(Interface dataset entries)
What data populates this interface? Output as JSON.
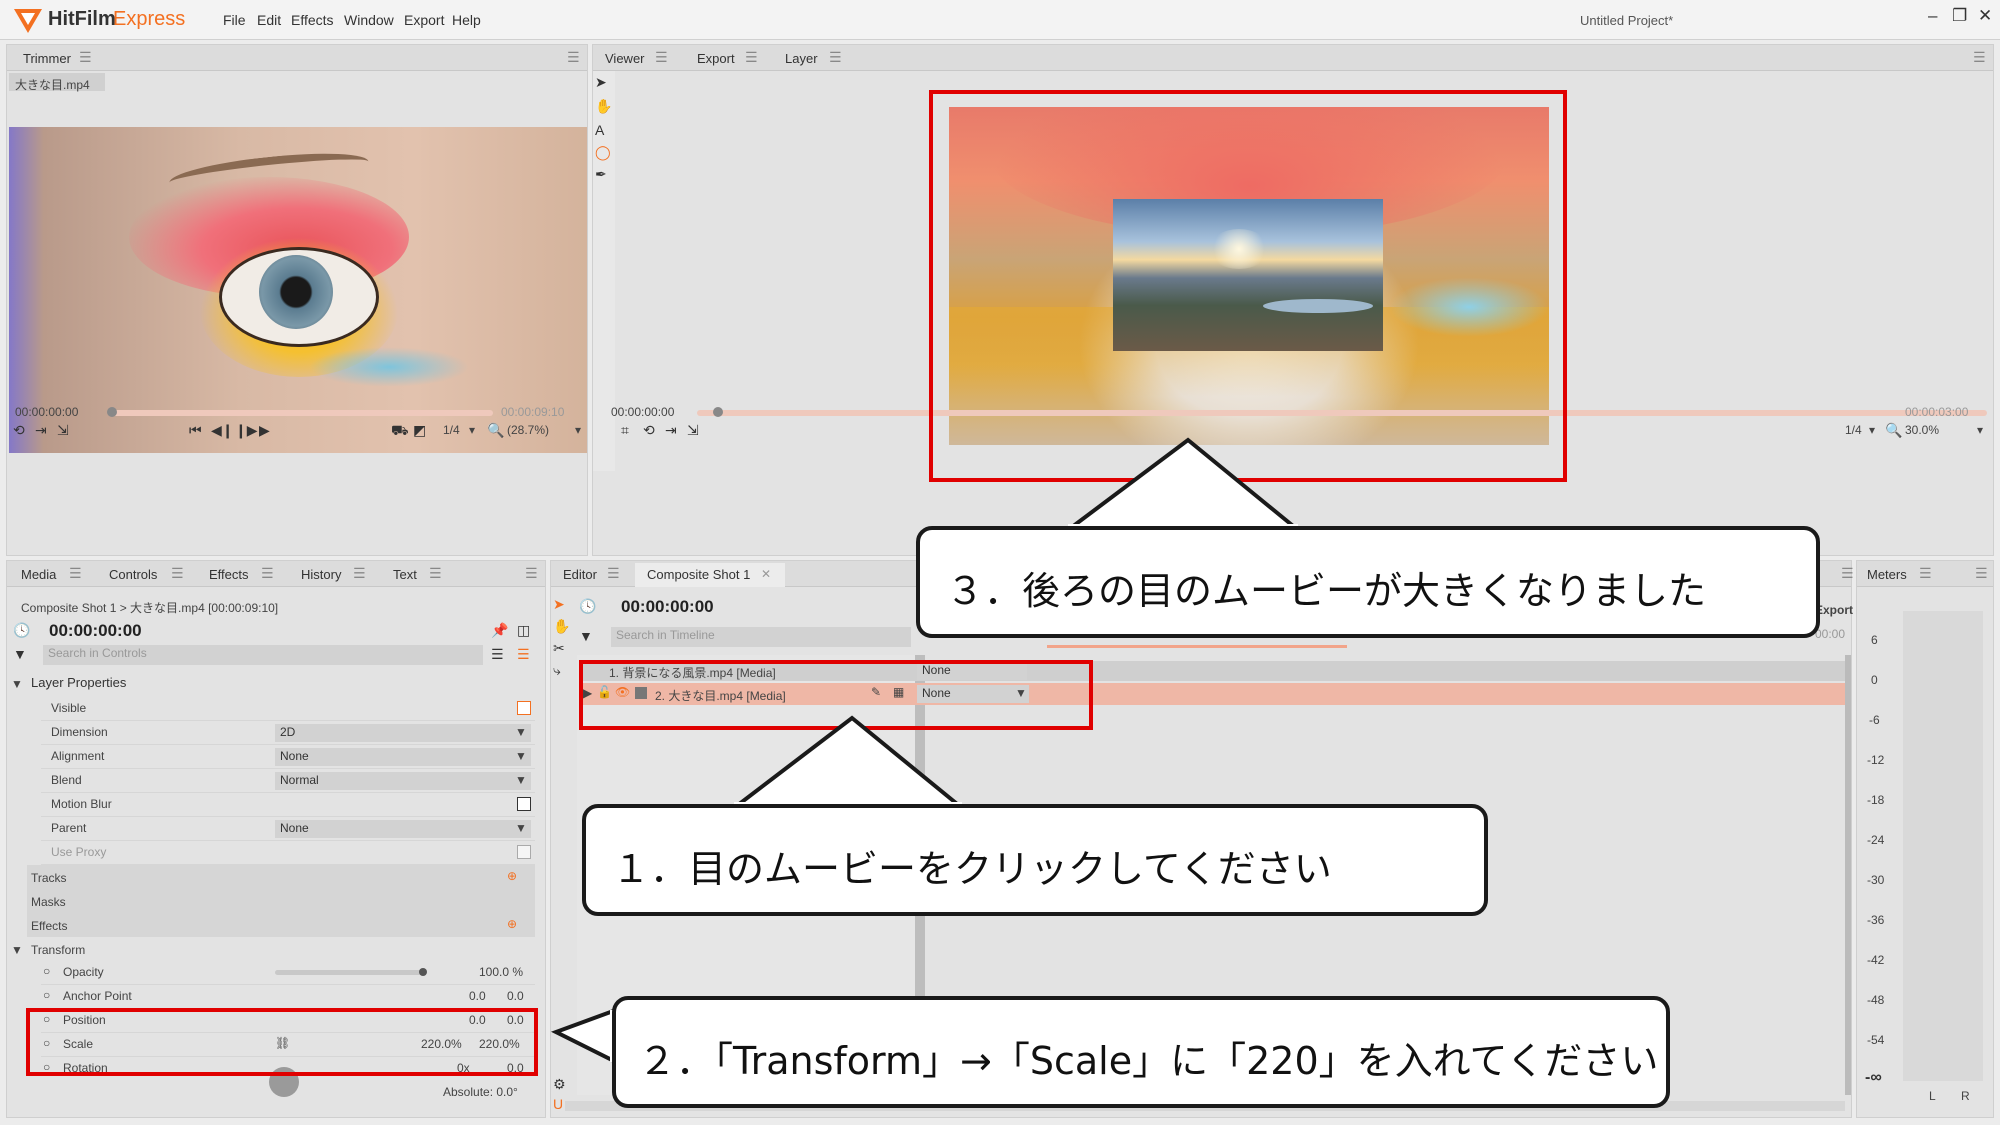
{
  "app": {
    "name_part1": "HitFilm",
    "name_part2": "Express",
    "menu": [
      "File",
      "Edit",
      "Effects",
      "Window",
      "Export",
      "Help"
    ],
    "project_title": "Untitled Project*"
  },
  "trimmer": {
    "tab": "Trimmer",
    "file": "大きな目.mp4",
    "time_start": "00:00:00:00",
    "time_end": "00:00:09:10",
    "resolution": "1/4",
    "zoom": "(28.7%)"
  },
  "viewer": {
    "tabs": [
      "Viewer",
      "Export",
      "Layer"
    ],
    "time_start": "00:00:00:00",
    "time_end": "00:00:03:00",
    "resolution": "1/4",
    "zoom": "30.0%"
  },
  "controls": {
    "tabs": [
      "Media",
      "Controls",
      "Effects",
      "History",
      "Text"
    ],
    "breadcrumb": "Composite Shot 1 > 大きな目.mp4 [00:00:09:10]",
    "time": "00:00:00:00",
    "search_placeholder": "Search in Controls",
    "layer_properties": "Layer Properties",
    "props": [
      {
        "label": "Visible",
        "value": ""
      },
      {
        "label": "Dimension",
        "value": "2D"
      },
      {
        "label": "Alignment",
        "value": "None"
      },
      {
        "label": "Blend",
        "value": "Normal"
      },
      {
        "label": "Motion Blur",
        "value": ""
      },
      {
        "label": "Parent",
        "value": "None"
      },
      {
        "label": "Use Proxy",
        "value": ""
      }
    ],
    "sections": [
      "Tracks",
      "Masks",
      "Effects"
    ],
    "transform": "Transform",
    "transform_props": [
      {
        "label": "Opacity",
        "v1": "100.0 %",
        "v2": ""
      },
      {
        "label": "Anchor Point",
        "v1": "0.0",
        "v2": "0.0"
      },
      {
        "label": "Position",
        "v1": "0.0",
        "v2": "0.0"
      },
      {
        "label": "Scale",
        "v1": "220.0%",
        "v2": "220.0%"
      },
      {
        "label": "Rotation",
        "v1": "0x",
        "v2": "0.0"
      }
    ],
    "absolute": "Absolute: 0.0°"
  },
  "editor": {
    "tabs": [
      "Editor",
      "Composite Shot 1"
    ],
    "time": "00:00:00:00",
    "search_placeholder": "Search in Timeline",
    "export_label": "Export",
    "export_time": "00:00",
    "layers": [
      {
        "name": "1. 背景になる風景.mp4 [Media]",
        "blend": "None"
      },
      {
        "name": "2. 大きな目.mp4 [Media]",
        "blend": "None"
      }
    ]
  },
  "meters": {
    "tab": "Meters",
    "scale": [
      "6",
      "0",
      "-6",
      "-12",
      "-18",
      "-24",
      "-30",
      "-36",
      "-42",
      "-48",
      "-54",
      "-∞"
    ],
    "channels": [
      "L",
      "R"
    ]
  },
  "callouts": {
    "step1": "１．目のムービーをクリックしてください",
    "step2": "２．「Transform」→「Scale」に「220」を入れてください",
    "step3": "３．後ろの目のムービーが大きくなりました"
  },
  "colors": {
    "accent": "#f37021",
    "highlight": "#e00000",
    "selected_layer": "#efb7a6"
  }
}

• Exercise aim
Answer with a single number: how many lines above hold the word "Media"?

• Answer section
3